Recap: Kansas 80 Missouri 77

Real life got in the way of posting a preview of the game yesterday so you'll have to take my word that it would have focused on whether or not Missouri was the worst rebounding team in a major conference (it's early, but yes) and whether they could maintain their level of rebounding futility (apparently not).

Team eFG% OR% TO% FT Rate FT% PPP
MU 44.5 27.1 15.1 23.3 70.6 0.97
KU 56.1 18.9 21.9 28.1 66.7 1.03

Much of the credit for Missouri's atypically effective work on the glass must go to Kalen Grimes. Grimes has always been an effective rebounder when on the court and he got to play a lot more than he had in Missouri's three previous conference games. He's not much of an offensive or defensive player, but the guy can rebound (16.4 OR%, 24.6 DR% on the year playing about 43% of Missouri's minutes.)

Still, on the heels of Saturday's game in Ames--where Kansas joined UC-Riverside, Norfolk State, Savannah State, and SE Missouri State as the only teams who have turned the ball over on at least 20% of their possessions against Iowa State--watching Kansas join Mississppi State, Evansville, and Stephen F. Austin as the only teams to fail to get even 29% of their possible offensive rebounds against Missouri troubles me.

That's two games in three days wherein Kansas has completely failed to take advantage of significant weaknesses exhibited by an inferior opponent. With the Jayhawk offense performing inefficiently over the last 85 minutes (0.995 points per 100 possessions) and the defense all of a sudden unable to force turnovers (14.6% of Iowa State's possessions and 15.1% of Missouri's ended in a turnover. Entering the Iowa State game, Kansas was forcing turnovers on 27% of opponents' possessions.), Kansas's margin of error has almost disappeared.

Neither Iowa State (45.2 eFG%) nor Missouri (44.5 eFG%) shot the ball well. Neither Iowa State (26.1 OR%) nor Missouri (27.1 OR%) got many offensive rebounds. Neither Iowa State (8-19) nor Missouri (12-17) did much damage at the free throw line. And yet, both Iowa State and Missouri had chances to beat Kansas.

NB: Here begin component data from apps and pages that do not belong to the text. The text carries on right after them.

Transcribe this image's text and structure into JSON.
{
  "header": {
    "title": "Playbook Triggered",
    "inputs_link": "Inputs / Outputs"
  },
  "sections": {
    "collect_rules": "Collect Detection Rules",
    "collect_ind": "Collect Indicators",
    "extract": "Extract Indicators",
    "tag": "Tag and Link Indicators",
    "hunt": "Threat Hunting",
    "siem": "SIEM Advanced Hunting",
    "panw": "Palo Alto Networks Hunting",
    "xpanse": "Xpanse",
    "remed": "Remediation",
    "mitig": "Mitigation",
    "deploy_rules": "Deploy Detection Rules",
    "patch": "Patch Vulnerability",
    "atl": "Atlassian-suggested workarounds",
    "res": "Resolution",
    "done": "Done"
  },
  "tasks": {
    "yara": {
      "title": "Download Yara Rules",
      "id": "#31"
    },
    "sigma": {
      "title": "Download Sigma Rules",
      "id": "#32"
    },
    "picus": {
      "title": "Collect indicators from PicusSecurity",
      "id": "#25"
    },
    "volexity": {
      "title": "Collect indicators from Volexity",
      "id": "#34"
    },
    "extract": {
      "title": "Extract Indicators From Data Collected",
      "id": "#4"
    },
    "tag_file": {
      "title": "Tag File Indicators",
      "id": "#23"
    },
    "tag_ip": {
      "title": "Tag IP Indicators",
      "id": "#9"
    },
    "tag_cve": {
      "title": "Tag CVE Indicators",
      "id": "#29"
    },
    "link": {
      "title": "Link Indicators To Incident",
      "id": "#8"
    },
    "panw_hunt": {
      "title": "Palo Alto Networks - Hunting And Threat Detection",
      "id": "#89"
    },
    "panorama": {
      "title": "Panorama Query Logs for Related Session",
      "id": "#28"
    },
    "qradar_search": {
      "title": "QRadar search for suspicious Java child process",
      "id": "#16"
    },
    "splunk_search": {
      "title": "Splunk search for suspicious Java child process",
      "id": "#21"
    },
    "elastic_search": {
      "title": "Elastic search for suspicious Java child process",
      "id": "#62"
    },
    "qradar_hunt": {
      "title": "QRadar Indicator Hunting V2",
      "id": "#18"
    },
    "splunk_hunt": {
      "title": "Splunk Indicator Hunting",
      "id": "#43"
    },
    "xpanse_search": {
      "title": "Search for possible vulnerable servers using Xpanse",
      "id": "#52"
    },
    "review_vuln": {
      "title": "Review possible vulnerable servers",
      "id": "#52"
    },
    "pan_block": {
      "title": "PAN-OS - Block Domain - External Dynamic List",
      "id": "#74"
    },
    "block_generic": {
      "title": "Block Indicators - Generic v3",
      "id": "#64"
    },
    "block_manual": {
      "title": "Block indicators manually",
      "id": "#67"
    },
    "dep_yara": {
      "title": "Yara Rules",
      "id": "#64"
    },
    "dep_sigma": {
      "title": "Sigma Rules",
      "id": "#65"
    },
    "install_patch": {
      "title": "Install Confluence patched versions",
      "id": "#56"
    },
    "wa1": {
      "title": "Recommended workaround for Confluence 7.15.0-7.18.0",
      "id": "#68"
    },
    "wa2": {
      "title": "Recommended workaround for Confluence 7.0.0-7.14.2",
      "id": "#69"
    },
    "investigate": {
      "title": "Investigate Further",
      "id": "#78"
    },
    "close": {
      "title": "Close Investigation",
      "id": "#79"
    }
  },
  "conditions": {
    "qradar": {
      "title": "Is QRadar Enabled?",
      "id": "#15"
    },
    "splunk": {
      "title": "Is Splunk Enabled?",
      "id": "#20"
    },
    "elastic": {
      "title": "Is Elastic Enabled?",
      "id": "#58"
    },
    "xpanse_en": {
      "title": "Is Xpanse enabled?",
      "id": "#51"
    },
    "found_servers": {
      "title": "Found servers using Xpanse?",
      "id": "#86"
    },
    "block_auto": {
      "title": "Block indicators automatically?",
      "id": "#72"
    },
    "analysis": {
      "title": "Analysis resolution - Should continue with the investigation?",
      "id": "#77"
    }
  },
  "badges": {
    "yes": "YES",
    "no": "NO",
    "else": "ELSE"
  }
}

In the end, Iowa State and Missouri didn't have Brandon Rush or Sherron Collins or Julian Wright or Mario Chalmers or Darrell Arthur, each of whom made big plays down the stretch of one game or the other or both. Kansas is 3-0 in conference play and has won 10 games in a row. These are unquestionably good things and there is no question that should this Kansss team ever get the quality of its execution to match the level of its effort they would become a formidable group.

But as I wait for that time and I watch the team play, I wonder if (realisitic) thoughts of a trip to the Final Four should be put off until next year.